EXERCISE AIM:
Please give the data below again in full, exactly as it stands.

SOURCE DATA:
****************

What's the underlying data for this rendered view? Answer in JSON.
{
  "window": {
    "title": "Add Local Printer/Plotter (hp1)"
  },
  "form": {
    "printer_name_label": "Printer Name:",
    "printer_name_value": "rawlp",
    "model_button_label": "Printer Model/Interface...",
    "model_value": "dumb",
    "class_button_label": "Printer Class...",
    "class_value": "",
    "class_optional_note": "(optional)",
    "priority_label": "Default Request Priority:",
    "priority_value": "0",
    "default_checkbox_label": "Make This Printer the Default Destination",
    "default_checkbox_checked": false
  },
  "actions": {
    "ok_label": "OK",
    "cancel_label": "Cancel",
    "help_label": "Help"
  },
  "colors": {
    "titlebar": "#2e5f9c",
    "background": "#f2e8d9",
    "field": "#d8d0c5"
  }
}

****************

WRITTEN RESPONSE:
What's the underlying data for this rendered view? Answer in JSON.
{
  "window": {
    "title": "Add Local Printer/Plotter (hp1)"
  },
  "form": {
    "printer_name_label": "Printer Name:",
    "printer_name_value": "rawlp",
    "model_button_label": "Printer Model/Interface...",
    "model_value": "dumb",
    "class_button_label": "Printer Class...",
    "class_value": "",
    "class_optional_note": "(optional)",
    "priority_label": "Default Request Priority:",
    "priority_value": "0",
    "default_checkbox_label": "Make This Printer the Default Destination",
    "default_checkbox_checked": false
  },
  "actions": {
    "ok_label": "OK",
    "cancel_label": "Cancel",
    "help_label": "Help"
  },
  "colors": {
    "titlebar": "#2e5f9c",
    "background": "#f2e8d9",
    "field": "#d8d0c5"
  }
}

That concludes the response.